Put the cranberries in the pan, stir in 3/4 cup of sugar, set the pan over medium heat and bring to a boil, stirring frequently. Cook, stirring almost constantly, until the cranberries pop and your spoon leaves tracks, about 5 minutes. Scrape the jam into a bowl and taste it — if it’s too tart, add more sugar to taste. Cool to room temperature. (The filling can be made up to 2 weeks ahead and stored in an airtight container in the refrigerator.)
To Make the Cake:
Whisk together the flour, baking powder, and salt.
Working with a stand mixer, preferably fitted with a paddle attachment, or with a hand mixer in a large bowl, beat the butter on medium speed until soft and smooth. Add 1 cup of sugar and continue to beat until it dissolves into the butter. Reduce the mixer speed to low and add the egg and egg yolk and, beating until they too are absorbed. Beat in the vanilla. Add the flour mixture, mixing only until it is incorporated; since this is a delicate dough, one that should not be over beaten, you might want to finish mixing in the flour by hand using a sturdy spatula. You’ll have a thick dough, one that is quite malleable.
Turn the dough out onto a smooth surface and gather it together in a ball, then divide in half and pat each half into a disk. Wrap the disks in plastic and refrigerate them for 15 to 30 minutes. (At this point, the dough can be refrigerated overnight; set it out at room temperature for about 20 minutes before proceeding.)
While the dough is chilling, center a rack in the oven and preheat the oven to 350 degrees F. Lightly butter a 9-inch springform pan (preferably nonstick) and place it on a baking sheet lined with parchment or a silicone mat.
Work with one piece of dough at a time. For the bottom layer, either roll out the dough to size between two pieces of plastic wrap — it’s an easy enough dough to roll — and lay it in the pan, or put the dough in the pan and press it lightly and evenly across the bottom with your fingertips. Spread the cranberry filling over the dough.
Unwrap the second piece of dough, but leave it on the plastic. Press and/or roll it until it is just the diameter of the pan. Carefully lift the dough and invert it on the filling, lift off the plastic and use your fingers to even it as necessary so that it covers the filling. Brush the top of the cake very lightly with water and sprinkle with the remaining 2 teaspoons of sugar.
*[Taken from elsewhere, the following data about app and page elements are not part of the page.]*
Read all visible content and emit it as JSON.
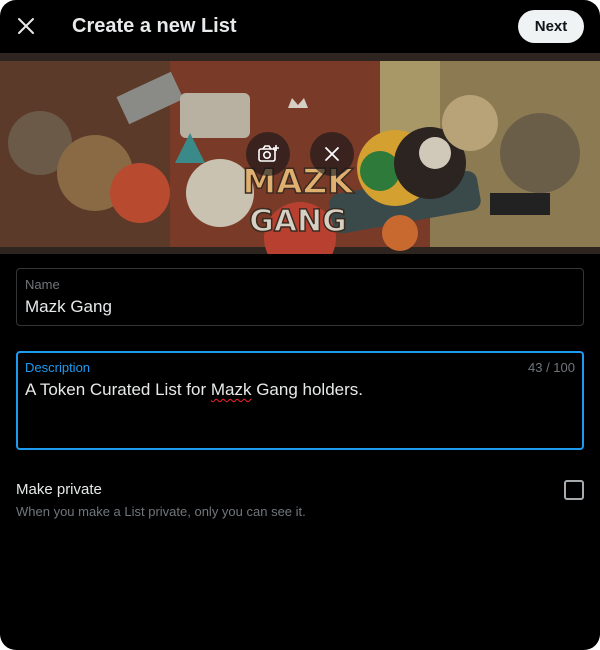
{
  "header": {
    "title": "Create a new List",
    "next_label": "Next",
    "close_icon": "close-icon"
  },
  "banner": {
    "art_text": "MAZK GANG",
    "actions": [
      "camera-add-icon",
      "close-icon"
    ]
  },
  "form": {
    "name": {
      "label": "Name",
      "value": "Mazk Gang"
    },
    "description": {
      "label": "Description",
      "value_before": "A Token Curated List for ",
      "value_misspelled": "Mazk",
      "value_after": " Gang holders.",
      "counter": "43 / 100"
    },
    "private": {
      "label": "Make private",
      "help": "When you make a List private, only you can see it.",
      "checked": false
    }
  },
  "colors": {
    "background": "#000000",
    "accent": "#1d9bf0",
    "button_bg": "#eff3f4",
    "muted_text": "#71767b"
  }
}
Bake for 35 to 40 minutes, or until the top of the cake is lightly golden and a thin knife inserted into the center comes out clean. Transfer the pan to a cooling rack and cool for about 20 minutes, then run a blunt knife around the cake, remove the sides of the pan and let cool to room temperature.